In the Victorian era, fashion played a huge part in mourning a lover. Widows wore specific bonnets during mourning periods. Black veils were worn over the bonnet for three months and mourning colors (typically all black) were worn for up to two years, and sometimes for the rest of the widow’s life.
For men, a black suit, gloves, and necktie were required for at least a year during the mourning period. Jewelry also was important. Lockets contained a photo or strand of hair of a lover. Sometimes jewelry would be made completely out of the deceased’s hair.
Famous Monuments & Moments of Love
Sometimes the grief of losing a lover causes people to go to epic lengths to honor their memory.
That’s what Mughal emperor Shah Jahan did when he constructed the elaborate Taj Mahal as a place to house the remains of his beloved wife. The mausoleum took more than 20 years to build and required more than 20,000 workers from all over India, Persia, and Europe.
Sweetheart Abbey gives a whole new meaning to the term sweetheart. While the abbey today looks a bit weathered compared to the Taj Mahal, it’s what’s on the inside that counts.
The abbey was founded by Dervorguilla of Galloway to honor her late husband. After he died, she had his heart embalmed and placed in a small casket of ivory and silver. For the rest of her life, she carried the embalmed heart with her. And when she died, her body was buried at Sweetheart Abbey, still holding the enshrined heart of her husband.
Champagne: The Original Love Potion
For Valentine’s Day, nothing is more iconic than a bottle of bubbly. But did you know the modern champagne market was created by a widow to save her late husband’s business?
Madame Barbe-Nicole Clicquot and her husband Francois turned down the opportunity to work for the Cliquot family textile business and instead wanted to focus on their true passion — wine making. Although their family didn’t approve, they set about learning the trade anyway.
The Napoleonic Wars caused unforeseen troubles, and their early wine endeavor looked like it was about to go bankrupt. To make matters worse, Francois fell suddenly ill and died. This left Madam Clicquot alone with the business. But through her business savvy, she was able to turn the near-bankrupt business into one of the most recognized brands of champagne today— Veuve Clicquot. She even invented a faster way to make champagne, which at the time was a time-consuming process.
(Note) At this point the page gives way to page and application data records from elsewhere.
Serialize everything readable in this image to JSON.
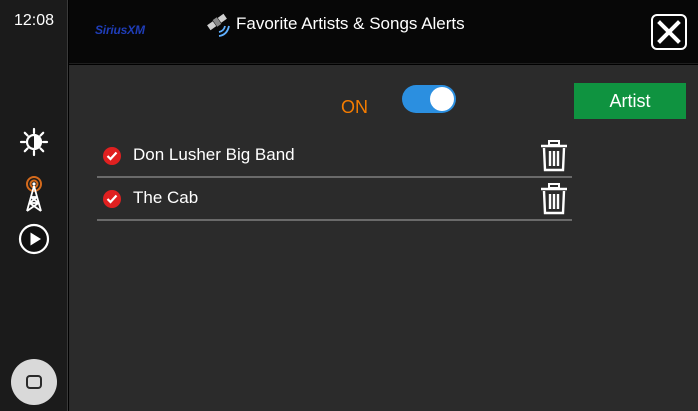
{
  "status": {
    "time": "12:08"
  },
  "header": {
    "logo_text": "SiriusXM",
    "title": "Favorite Artists & Songs Alerts",
    "close_icon": "close-x-icon"
  },
  "rail": {
    "icons": [
      "brightness-icon",
      "radio-tower-icon",
      "play-icon"
    ],
    "home_icon": "home-square-icon"
  },
  "alerts": {
    "status_label": "ON",
    "toggle_on": true,
    "add_button_label": "Artist",
    "items": [
      {
        "label": "Don Lusher Big Band",
        "checked": true
      },
      {
        "label": "The Cab",
        "checked": true
      }
    ]
  },
  "colors": {
    "accent_orange": "#f57c00",
    "toggle_blue": "#2b8fe0",
    "button_green": "#0f9340",
    "check_red": "#e02020",
    "logo_blue": "#1f3db8"
  }
}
‘Til Death Do Us Part?
Turns out, that’s not the case for this couple who refused to let even death separate them. In 1912, on the fateful night when the Titanic began sinking, passengers began scrambling for lifeboats. One elderly couple, Mr. and Mrs. Straus, were given permission to board a lifeboat. But Mr. Straus refused because there were still women and children on the sinking ship.
When Mr. Straus urged his wife Ida to board, she refused also. According to the original article published in the Denver Post on April 19th, 1912, “Mrs. Straus had a chance to be saved, but she refused to leave her husband. As our boat moved away from the ship, the last boat of all, we could plainly see Mr. and Mrs. Straus standing near the rail with their arms around each other.”
In an essay titled Titanic, Elbert Hubbard wrote about the couple, saying “Mr. and Mrs. Straus, I envy you that legacy of love and loyalty left to your children and grandchildren. The calm courage that was yours all your long and useful career was your possession in death. You knew how to do three great things — you knew how to live, how to love and how to die… Happy lovers, both. In life they were never separated and in death they are not divided.”